Successful investing isn't always about how much money you make. It’s often about how much you keep.
Keeping losses to a minimum allows your assets the potential to grow over time through compounding.
Unfortunately, some investors make decisions that cause their portfolios to lose value or that hinder growth of their assets.
Here are four common investing errors you can avoid:
1. Putting all your eggs you-know-where
Everyone knows the adage about putting all your eggs in one basket. So why invest all your assets in only one fund or security – and hope its value rockets? If that lone investment tanks, your portfolio could be scrambled.
Instead, consider diversification. While this strategy doesn’t ensure a profit or guarantee you won’t lose money, you can better manage risk by spreading your assets among different investments and asset classes – stocks, bonds, cash instruments.
As some assets fall in value, others may rise or hold steady and help offset the losses.
2. Trying to time the market
It goes like this: Stay fully invested in stock funds, while the stock market is rising, then jump quickly into money market* or cash equivalents just before stock values begin to fall.
Interesting, but not historically effective for most of even the savviest investors. Even they can't consistently time the market. For the strategy to work, they must know precisely when to get out of stocks and precisely when to buy back into them – always.
If you build a portfolio that meets your long-term goals and considers your risk tolerance, you can stay invested – even when the market is volatile.

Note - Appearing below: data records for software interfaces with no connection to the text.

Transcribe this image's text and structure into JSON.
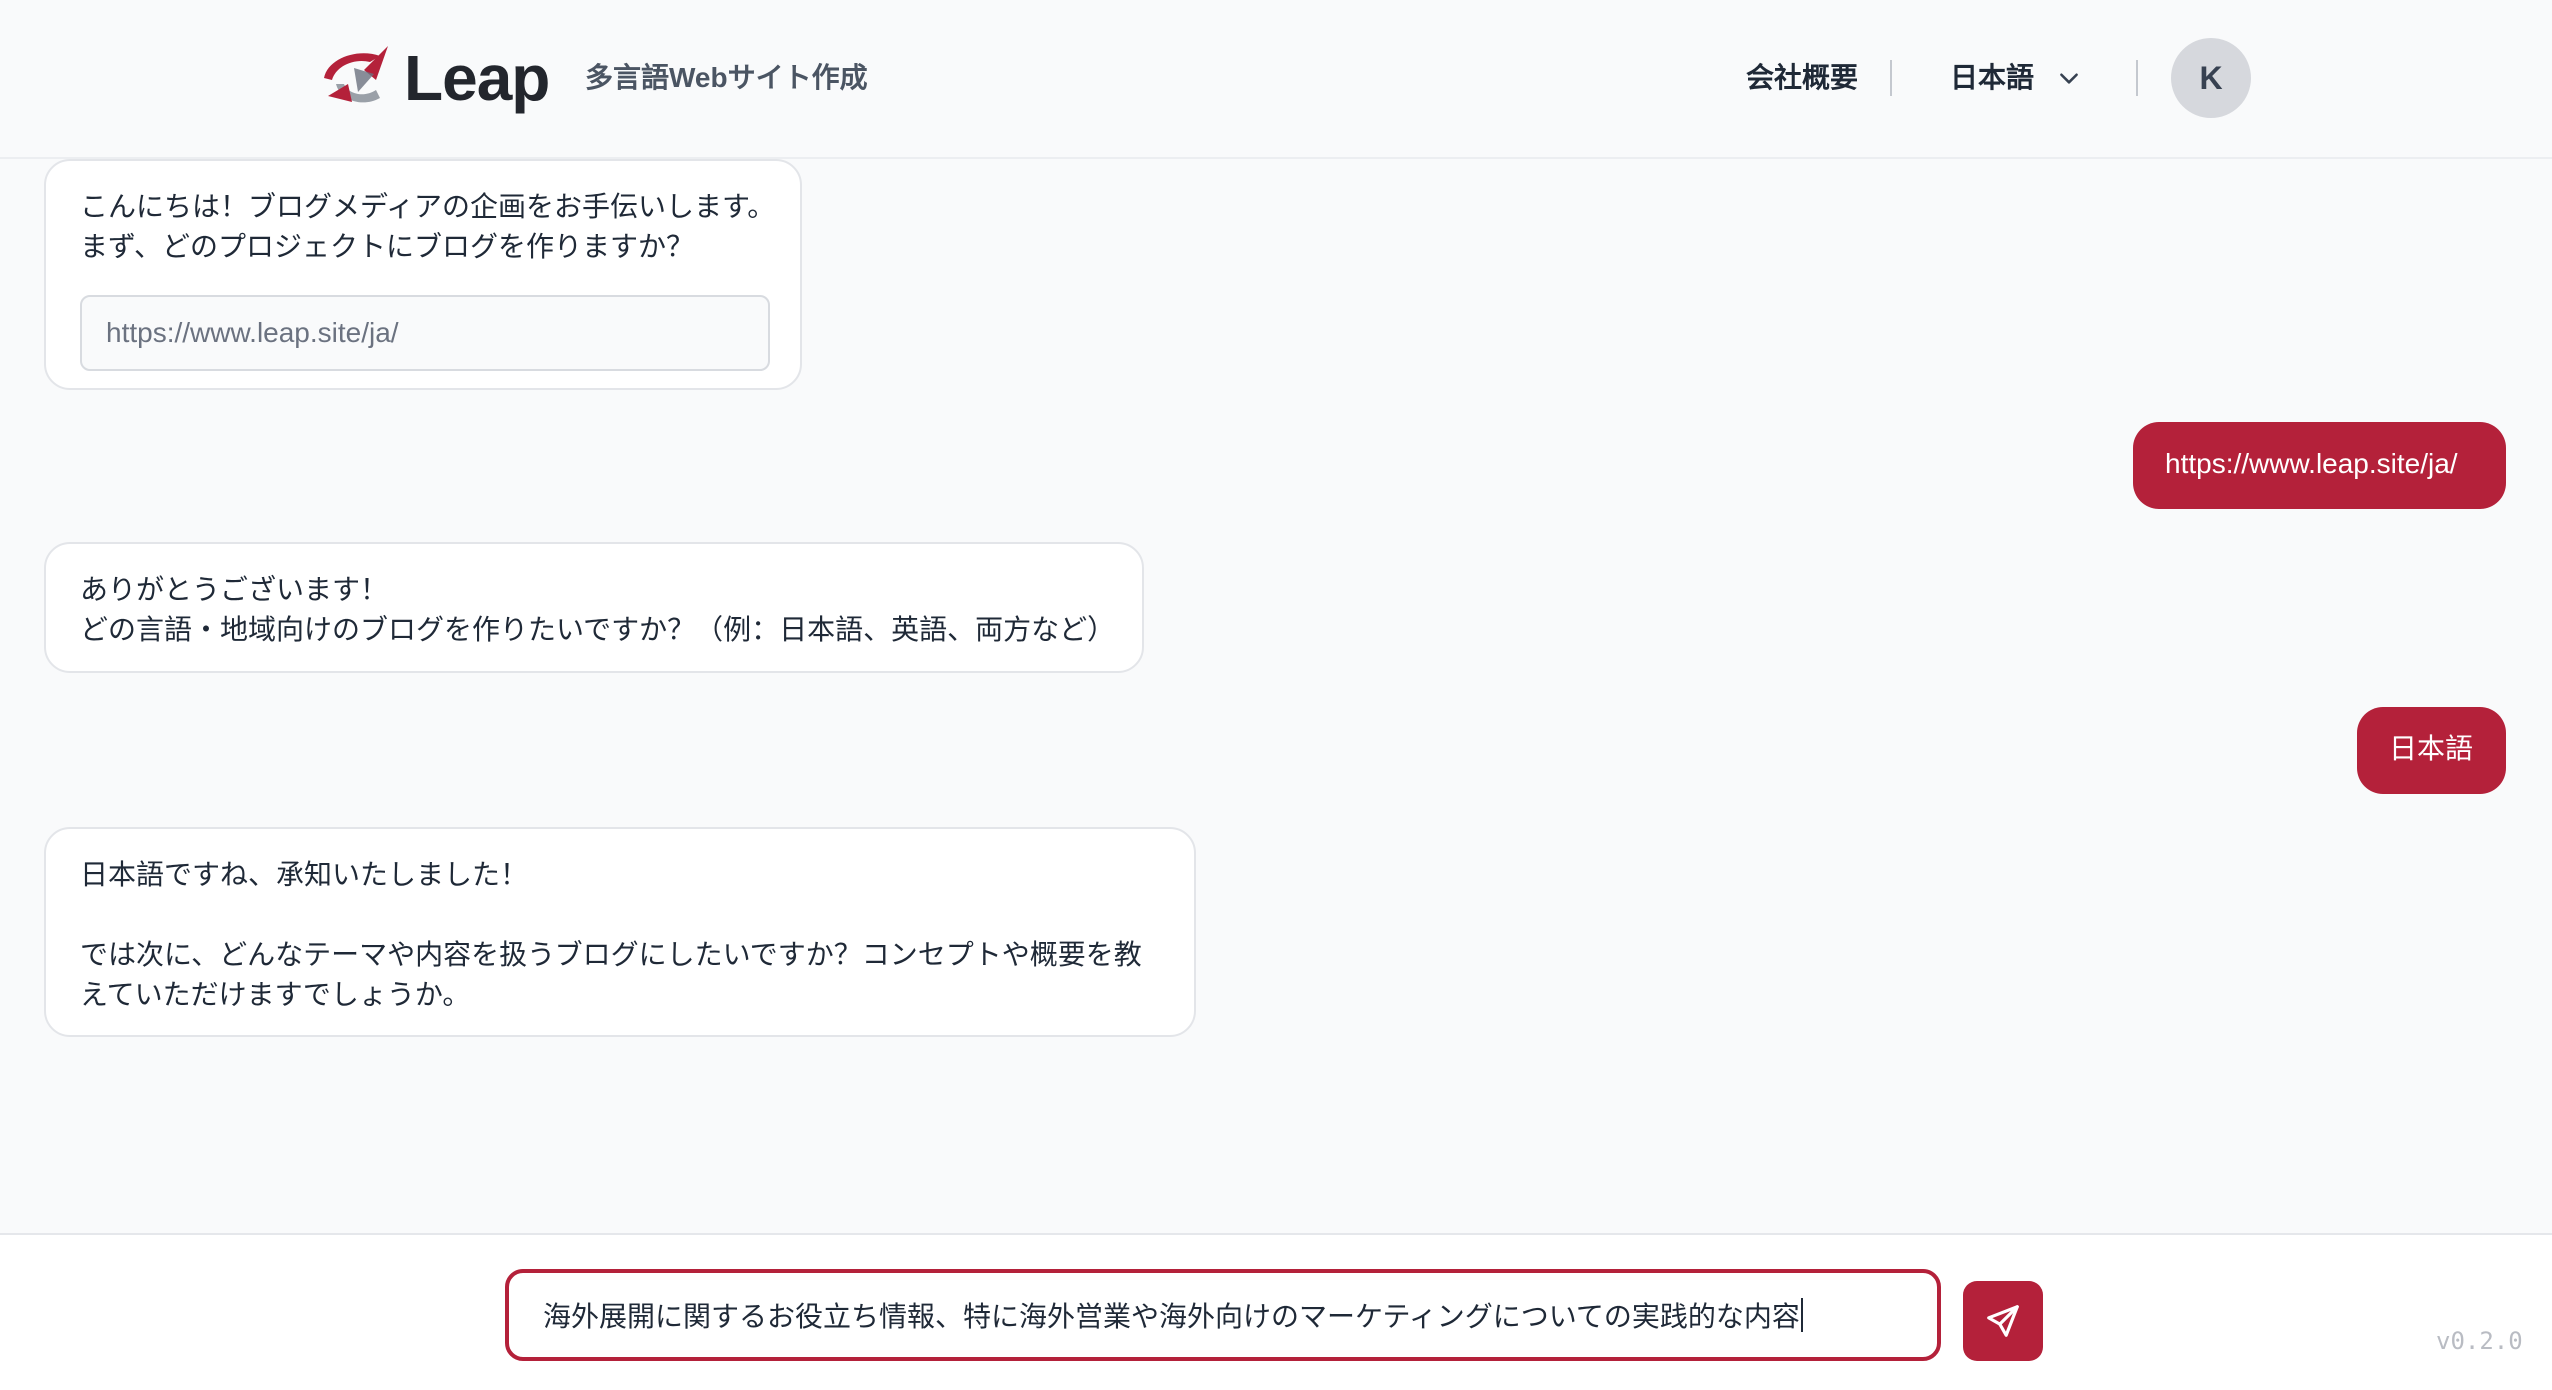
{
  "header": {
    "logo_text": "Leap",
    "tagline": "多言語Webサイト作成",
    "nav_about": "会社概要",
    "language": "日本語",
    "avatar_initial": "K"
  },
  "chat": {
    "messages": [
      {
        "role": "assistant",
        "lines": [
          "こんにちは！ブログメディアの企画をお手伝いします。",
          "まず、どのプロジェクトにブログを作りますか？"
        ],
        "input_value": "https://www.leap.site/ja/"
      },
      {
        "role": "user",
        "text": "https://www.leap.site/ja/"
      },
      {
        "role": "assistant",
        "lines": [
          "ありがとうございます！",
          "どの言語・地域向けのブログを作りたいですか？（例：日本語、英語、両方など）"
        ]
      },
      {
        "role": "user",
        "text": "日本語"
      },
      {
        "role": "assistant",
        "lines": [
          "日本語ですね、承知いたしました！",
          "",
          "では次に、どんなテーマや内容を扱うブログにしたいですか？コンセプトや概要を教",
          "えていただけますでしょうか。"
        ]
      }
    ]
  },
  "composer": {
    "input_value": "海外展開に関するお役立ち情報、特に海外営業や海外向けのマーケティングについての実践的な内容",
    "version": "v0.2.0"
  },
  "colors": {
    "accent": "#b4213a",
    "background": "#f9fafb"
  }
}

3. Buying last year’s winners
Don’t expect last year’s top-performing funds or stocks to repeat year after year.
Too many factors can affect stock and bond funds in any given year: economic health, interest rates, consumer confidence, political issues and the like.
While there’s no guarantee history will repeat itself, don’t ignore a past-season winner that has steady performance and a fund manager with a consistently solid track record.
4. Thinking short term
Investing for the short term simply may not give your investments time to potentially grow. That’s particularly important if your goal is long-term – like funding your retirement or college education for your kids.
For long-term growth, many investment professionals say stocks are a portfolio essential.
There may be periods when their prices fall and your portfolio loses value. But five decades of research shows that stocks have consistently recovered from declines and have outperformed all other major asset classes.
Investing is not simple. Success is never guaranteed. And mistakes can be made along the way. But by staying alert and avoiding common investing errors, you increase your potential for long-term investment growth.
Be sure to talk to your investment professional about Nationwide products that could help you meet your long-term goals.
* An investment in a money market fund is not insured or
guaranteed by the FDIC or any other government agency. Although the money
market fund seeks to preserve the value of your investment at $1 per
share, it is possible to lose money by investing in the money market.
Investing may involve market risk, including possible loss of
**The S&P 500 Index is an unmanaged index that tracks the performance of the stocks of 500 major U.S. companies. Stocks, whose value will fluctuate with market conditions, represent shares of ownership in companies. Future returns may or may not be enough to overcome possible annual declines. Past performance does not guarantee future returns. Your investment returns will be different.